Amy helped her to her bed and brought a glass of water to sit on her nightstand. She patted Sadie’s good hand and said, “Good night and sleep well. I’m glad Elliott brought you here. Now rest easy; we’ll take good care of you.”
Elliott sat down on the bed and looked at her. “I’ve got lots of questions for you, Sadie, but they can wait until you’re feeling better.” He spooned out the Laudanum. Sadie swallowed it and made a face at the foul taste, so he took pity and let her wash it down with some water.
“I’m just in the next room, so call out if you need me in the night. I’ll check on you first thing in the morning.”
* * *
She was already drowsy, and Elliott knew it was too soon for the opiate to take effect. She was worn out.
Jim and Amy were waiting for Elliott when he walked back in the kitchen. “Well,” Jim began, “are you going to tell us how you came by this woman and how you got so dirty? You still are, by the way. I put on more water to heat for your bath.”
Elliott let Jim pour him a whiskey, and he downed it before answering. “She’s lucky I had a nostalgic bent on the way here and decided to take the old mine cut-through. Damn mine caved in. I heard it and got there about four or five minutes later. Saw that there was a horse tied up. I barely heard her, but I was able to dig a hole and crawl in. Got her out just in time before the rest of it caved in. Would have killed her.”
“Whew! Are you sure she was the only one there?”
“Well, what was she doing there in the first place?” Amy wanted to know.
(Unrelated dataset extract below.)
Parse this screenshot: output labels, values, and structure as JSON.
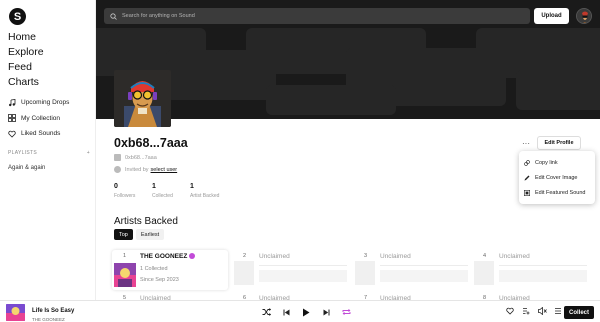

“Running away. She was raised for the last few years in an orphanage, and they arranged an engagement to an old codger. They were supposed to be married on her eighteenth birthday. Before that, though, he apparently tried to rape her then beat her up. So, she ran. She’s been staying in that mine for two or three weeks, she said.”
“Oh, that poor little thing!” Amy was horrified.
“What’s she been doing for food?” It was Jim who asked. He had an inkling he already knew.
“She refused to tell me, so I suspect she’s been stealing it.”
Amy looked at Jim and smiled. “Well, I bet we just found that Sunday morning food thief.”
Jim chuckled. “I thought the same thing. So, Ell, do you think we need to check up on her story?”
“I do. I suspect the horse is stolen. I don’t even know what town she’s from. She said the man who beat her was a lawyer named Oliver Hensworth. The matron at the orphanage—her name is Goforth. Do those names sound familiar?”
“Not right off, they don’t. I can send a few wires and find out, though. There aren’t that many orphanages around. That’ll help narrow it down,” Jim said.
“Are there any reports of stolen horses? I want to pay for it and the tack. Maybe we can avoid her facing charges for stealing it.”
“Most likely you can, but you might have to pay a premium price for the owner to be satisfied.”
“I’ll do whatever it takes,” Elliott said. “I’ll reimburse your townspeople for the missing food, too.”
“All right. Although, when they find out Sadie’s story, I doubt if they’ll accept any payment. No one suffered great losses. I imagine they would have given it if asked.”
“But they weren’t asked,” Elliott reminded him.
Amy joined in again. “What do you think she’ll do? It sounds like she doesn’t have any place to go. How sad for her. No family. She can stay with us as long as she needs to, but that’s not a permanent solution. What’ll she do?”
Elliott smiled. “Well, I’ve been thinking about that. She’ll marry me. She just doesn’t know it yet.”